• _Directions for this task_
Each entry below should be restated word for word, without any picture it contains.
[[ Given entries open ]]
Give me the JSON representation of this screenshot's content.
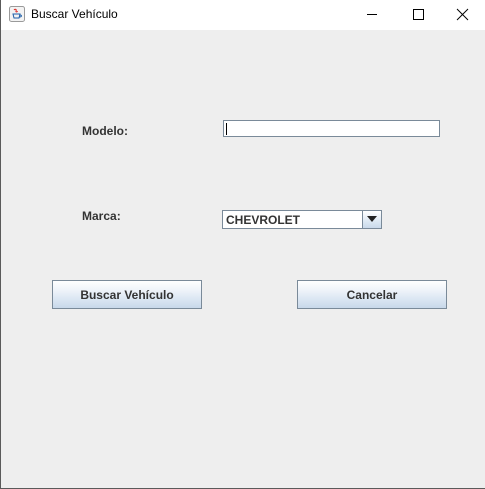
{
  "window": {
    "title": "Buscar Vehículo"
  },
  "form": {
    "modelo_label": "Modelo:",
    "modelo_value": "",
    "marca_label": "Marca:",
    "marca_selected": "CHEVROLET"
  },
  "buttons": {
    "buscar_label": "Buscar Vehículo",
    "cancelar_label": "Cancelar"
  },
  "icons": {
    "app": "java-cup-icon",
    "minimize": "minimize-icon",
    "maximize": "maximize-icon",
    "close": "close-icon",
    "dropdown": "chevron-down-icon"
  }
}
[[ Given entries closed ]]
• _Solution for this problem_
Give me the JSON representation of this screenshot's content.
{
  "window": {
    "title": "Buscar Vehículo"
  },
  "form": {
    "modelo_label": "Modelo:",
    "modelo_value": "",
    "marca_label": "Marca:",
    "marca_selected": "CHEVROLET"
  },
  "buttons": {
    "buscar_label": "Buscar Vehículo",
    "cancelar_label": "Cancelar"
  },
  "icons": {
    "app": "java-cup-icon",
    "minimize": "minimize-icon",
    "maximize": "maximize-icon",
    "close": "close-icon",
    "dropdown": "chevron-down-icon"
  }
}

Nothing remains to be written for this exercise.